Downtown upgrade plans broaden
Anyone who spends much time in downtown Prineville has likely noticed a few businesses sporting new storefronts.
Some added a fresh coat of paint to the building exterior, while others updated the signage.
This work was made possible by a grant program the City of Prineville launched as part of its downtown revitalization effort.
So far, upgrades have focused primarily on creating more inviting and eye-catching storefronts that hook tourists passing through town, but that could soon change as local leaders examine new ways to improve the downtown area.
The revitalization effort was spurred in large part by an assessment Michele Reeves of Civilis Consultants conducted in 2014. Hired by city leaders to examine downtown Prineville and find ways to improve business and tourism, she spent two days in the community, capping her visit with a public presentation of her findings to local business owners and city leaders.
One of her main critiques was downtown storefronts needed updated paint jobs, signage and other improvements to entice more tourist interest. Acting on that advice, the city launched a grant program through which businesses could apply for reimbursement for façade improvements. The city agreed to match 50 percent of the grant funds for projects up to $2,500. Ten local businesses have taken advantage of the program in the past two years.
More recently, in late 2017, the Downtown Strategic Planning Committee created a Third Street Development Plan that called for multiple upgrades to sidewalks on both sides of the road from the west "Y" to as far east as Elm Street and possibly beyond.

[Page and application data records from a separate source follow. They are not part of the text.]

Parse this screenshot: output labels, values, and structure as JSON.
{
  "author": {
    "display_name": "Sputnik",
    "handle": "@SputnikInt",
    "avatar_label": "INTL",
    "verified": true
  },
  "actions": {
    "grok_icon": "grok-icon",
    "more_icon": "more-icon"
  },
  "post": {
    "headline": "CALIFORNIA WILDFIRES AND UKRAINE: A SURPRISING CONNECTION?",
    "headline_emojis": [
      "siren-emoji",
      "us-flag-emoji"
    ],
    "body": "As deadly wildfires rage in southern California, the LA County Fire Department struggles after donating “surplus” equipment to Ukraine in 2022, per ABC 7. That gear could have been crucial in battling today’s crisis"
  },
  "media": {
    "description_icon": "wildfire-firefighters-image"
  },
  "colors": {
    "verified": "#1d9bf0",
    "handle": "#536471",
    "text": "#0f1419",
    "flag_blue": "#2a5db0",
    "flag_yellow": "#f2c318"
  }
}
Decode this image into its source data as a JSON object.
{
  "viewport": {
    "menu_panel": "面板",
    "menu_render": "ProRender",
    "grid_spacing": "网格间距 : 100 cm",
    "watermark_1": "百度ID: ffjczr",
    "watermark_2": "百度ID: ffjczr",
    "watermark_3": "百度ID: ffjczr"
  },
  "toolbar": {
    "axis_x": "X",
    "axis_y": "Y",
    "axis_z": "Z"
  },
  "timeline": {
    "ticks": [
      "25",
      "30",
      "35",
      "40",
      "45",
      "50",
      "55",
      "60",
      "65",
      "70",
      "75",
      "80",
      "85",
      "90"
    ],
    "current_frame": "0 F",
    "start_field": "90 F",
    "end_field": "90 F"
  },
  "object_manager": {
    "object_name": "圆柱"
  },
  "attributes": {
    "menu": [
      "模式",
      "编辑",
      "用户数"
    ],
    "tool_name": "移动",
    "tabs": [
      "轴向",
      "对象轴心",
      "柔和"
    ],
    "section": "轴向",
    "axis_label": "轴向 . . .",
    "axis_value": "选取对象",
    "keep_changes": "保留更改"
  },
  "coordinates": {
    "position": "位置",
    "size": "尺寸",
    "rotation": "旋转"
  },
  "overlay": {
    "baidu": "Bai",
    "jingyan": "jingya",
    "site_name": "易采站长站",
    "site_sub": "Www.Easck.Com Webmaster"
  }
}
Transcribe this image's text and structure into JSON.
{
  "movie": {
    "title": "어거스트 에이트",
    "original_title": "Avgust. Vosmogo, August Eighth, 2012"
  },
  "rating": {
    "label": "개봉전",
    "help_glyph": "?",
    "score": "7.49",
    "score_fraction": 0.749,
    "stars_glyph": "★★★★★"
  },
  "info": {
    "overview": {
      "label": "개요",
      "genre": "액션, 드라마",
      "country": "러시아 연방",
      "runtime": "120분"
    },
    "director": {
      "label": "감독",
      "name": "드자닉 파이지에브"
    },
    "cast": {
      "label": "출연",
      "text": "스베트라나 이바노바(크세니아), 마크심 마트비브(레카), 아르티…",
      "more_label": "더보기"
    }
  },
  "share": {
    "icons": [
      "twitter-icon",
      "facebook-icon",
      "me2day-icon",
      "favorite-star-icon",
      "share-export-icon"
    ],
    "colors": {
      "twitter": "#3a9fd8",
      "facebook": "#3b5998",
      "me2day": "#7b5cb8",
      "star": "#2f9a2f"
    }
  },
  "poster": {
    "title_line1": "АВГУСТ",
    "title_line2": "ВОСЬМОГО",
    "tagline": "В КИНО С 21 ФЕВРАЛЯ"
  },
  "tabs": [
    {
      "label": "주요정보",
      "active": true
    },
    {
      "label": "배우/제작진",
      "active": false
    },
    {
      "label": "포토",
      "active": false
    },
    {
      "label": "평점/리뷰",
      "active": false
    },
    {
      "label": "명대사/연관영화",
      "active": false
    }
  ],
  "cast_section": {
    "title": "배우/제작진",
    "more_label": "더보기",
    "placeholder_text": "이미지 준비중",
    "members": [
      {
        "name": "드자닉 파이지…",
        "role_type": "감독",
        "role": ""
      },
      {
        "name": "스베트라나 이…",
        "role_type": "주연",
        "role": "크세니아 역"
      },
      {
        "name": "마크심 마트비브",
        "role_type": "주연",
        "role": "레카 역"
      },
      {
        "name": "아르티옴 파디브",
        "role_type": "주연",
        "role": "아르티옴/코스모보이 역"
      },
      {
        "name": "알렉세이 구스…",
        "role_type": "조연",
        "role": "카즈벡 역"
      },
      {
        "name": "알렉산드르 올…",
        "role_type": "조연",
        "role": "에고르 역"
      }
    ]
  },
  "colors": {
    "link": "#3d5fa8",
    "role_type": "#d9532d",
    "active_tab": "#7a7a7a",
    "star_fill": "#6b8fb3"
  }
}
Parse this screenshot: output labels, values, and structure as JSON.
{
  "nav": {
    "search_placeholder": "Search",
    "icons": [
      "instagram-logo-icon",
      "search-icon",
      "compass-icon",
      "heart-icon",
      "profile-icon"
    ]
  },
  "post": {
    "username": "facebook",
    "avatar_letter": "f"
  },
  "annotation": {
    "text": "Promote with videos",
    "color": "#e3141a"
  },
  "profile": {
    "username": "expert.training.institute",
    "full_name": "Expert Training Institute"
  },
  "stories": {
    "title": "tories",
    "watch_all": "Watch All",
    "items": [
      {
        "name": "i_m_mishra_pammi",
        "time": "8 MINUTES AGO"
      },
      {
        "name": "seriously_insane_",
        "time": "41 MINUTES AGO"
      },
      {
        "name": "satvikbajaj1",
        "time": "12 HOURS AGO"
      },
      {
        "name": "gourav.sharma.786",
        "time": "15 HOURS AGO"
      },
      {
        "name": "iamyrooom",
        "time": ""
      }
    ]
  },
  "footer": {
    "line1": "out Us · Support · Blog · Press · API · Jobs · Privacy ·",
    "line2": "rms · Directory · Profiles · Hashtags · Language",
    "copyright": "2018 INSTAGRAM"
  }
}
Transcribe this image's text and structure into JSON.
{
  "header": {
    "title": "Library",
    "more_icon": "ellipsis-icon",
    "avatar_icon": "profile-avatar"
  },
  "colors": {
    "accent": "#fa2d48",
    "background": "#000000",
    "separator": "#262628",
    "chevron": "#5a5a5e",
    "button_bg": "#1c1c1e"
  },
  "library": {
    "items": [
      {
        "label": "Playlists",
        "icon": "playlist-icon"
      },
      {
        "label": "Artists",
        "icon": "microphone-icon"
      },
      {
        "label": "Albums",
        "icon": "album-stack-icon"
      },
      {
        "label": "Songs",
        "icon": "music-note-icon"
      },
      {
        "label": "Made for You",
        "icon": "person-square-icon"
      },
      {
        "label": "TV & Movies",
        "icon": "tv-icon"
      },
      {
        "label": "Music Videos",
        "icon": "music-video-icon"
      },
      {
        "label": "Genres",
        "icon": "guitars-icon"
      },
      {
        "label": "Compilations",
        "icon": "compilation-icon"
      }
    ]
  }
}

Possible improvements include installation of artwork, bicycle racks, trees and bushes, seating and new trash cans.
Now, with those plans in motion, city planning leaders are teaming up with Central Oregon Intergovernmental Council (COIC) and the Prineville-Crook County Chamber of Commerce to expand on the downtown improvement effort.
"COIC came to us early in the year and said they had some grant money," said City Planning Director Josh Smith. He went on to explain that the organization had no particular project in mind for the $10,000 grant, but felt the city could use it for something worthwhile.
After brainstorming different uses, Smith and other city leaders determined that downtown revitalization best fit what COIC had in mind. More specifically, they wanted to bring Reeves back to Prineville for an encore downtown assessment.
"It has been two years (since the façade improvements began), there has been a lot of activity, let's bring her back," Smith said.
The COIC grant will cover half of the $20,000 necessary to hire Reeves. The city will pull $5,000 from its downtown strategic planning budget, and the Chamber will cover the remaining $5,000.
This time, the assessment will take a broader look at Prineville's downtown core. Smith said it will focus more on long-term projects and functionality as well as strategies for property acquisition to improve biking and pedestrian access.
Reeves will come to town next week and will conduct her assessment during a five-day span. She will review and document opportunities for public space, public art, pocket parks and streetscape improvements, review façade improvement projects, identify underutilized properties, and look at traffic flow, parking and pedestrian flow.
Reeves will follow up the assessment with a written final report that will outline opportunities, challenges and best practices and strategies for downtown Prineville. The report is scheduled to be completed and released before the end of the calendar year.